The opening credits for the popular TV series Homeland include a montage of presidential clips, among them a close-up of President Barack Obama. At first he is shown upside down, speaking the words, “We must—” The image is quickly righted and he continues, “and we will—remain vigilant at home and abroad.” The show, while fictional, poses real questions about the powers and politics of leadership, both seen and unseen.
Noted for artworks that question the structure and impact of authority, Santiago Sierra (Spanish, b. Madrid, 1966) staged a performance that similarly invokes images of political leaders. In August 2012 he organized a motorcade of seven black Mercedes-Benz sedans topped with upended monumental portraits of King Juan Carlos I and the six prime ministers of the Spanish democracy by painter Jorge Galindo (Spanish, b. Madrid, 1965; lives and works in London). Bystanders, taken by surprise, posted cellphone documentation, and months later the artists’ multicamera black-and-white edit created a viral sensation.
Los Encargados [Those in Charge], 2013, shows the procession making its way along the Gran Vía of Madrid while accompanied by a soaring soundtrack. The song, “Warszawianka,” used as an anthem by Polish workers in 1905, has been adopted by populist movements worldwide.
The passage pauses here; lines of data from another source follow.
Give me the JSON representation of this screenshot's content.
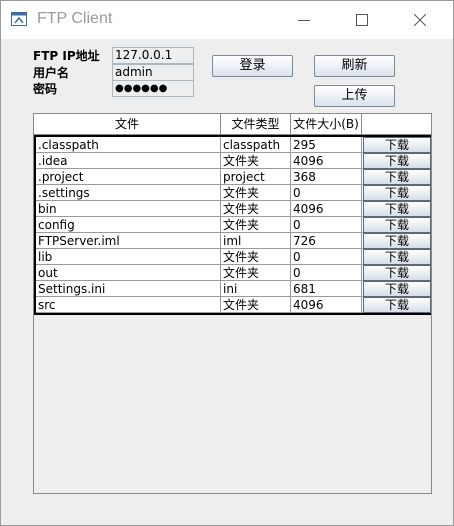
{
  "window": {
    "title": "FTP Client"
  },
  "form": {
    "ip_label": "FTP IP地址",
    "ip_value": "127.0.0.1",
    "user_label": "用户名",
    "user_value": "admin",
    "pass_label": "密码",
    "pass_value": "●●●●●●"
  },
  "buttons": {
    "login": "登录",
    "refresh": "刷新",
    "upload": "上传"
  },
  "table": {
    "columns": [
      "文件",
      "文件类型",
      "文件大小(B)",
      ""
    ],
    "download_label": "下载",
    "rows": [
      {
        "name": ".classpath",
        "type": "classpath",
        "size": "295"
      },
      {
        "name": ".idea",
        "type": "文件夹",
        "size": "4096"
      },
      {
        "name": ".project",
        "type": "project",
        "size": "368"
      },
      {
        "name": ".settings",
        "type": "文件夹",
        "size": "0"
      },
      {
        "name": "bin",
        "type": "文件夹",
        "size": "4096"
      },
      {
        "name": "config",
        "type": "文件夹",
        "size": "0"
      },
      {
        "name": "FTPServer.iml",
        "type": "iml",
        "size": "726"
      },
      {
        "name": "lib",
        "type": "文件夹",
        "size": "0"
      },
      {
        "name": "out",
        "type": "文件夹",
        "size": "0"
      },
      {
        "name": "Settings.ini",
        "type": "ini",
        "size": "681"
      },
      {
        "name": "src",
        "type": "文件夹",
        "size": "4096"
      }
    ]
  }
}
Heard frequently in Spain during their Civil War (1936–39), it is also recognizable as the score for footage of the October Revolution in the opening credits of the 1997 movie The Jackal.
In the artists’ hands, “found” audio and fabricated visual elements combine to resonate beyond specific national associations, asking viewers everywhere to give thought to those in charge..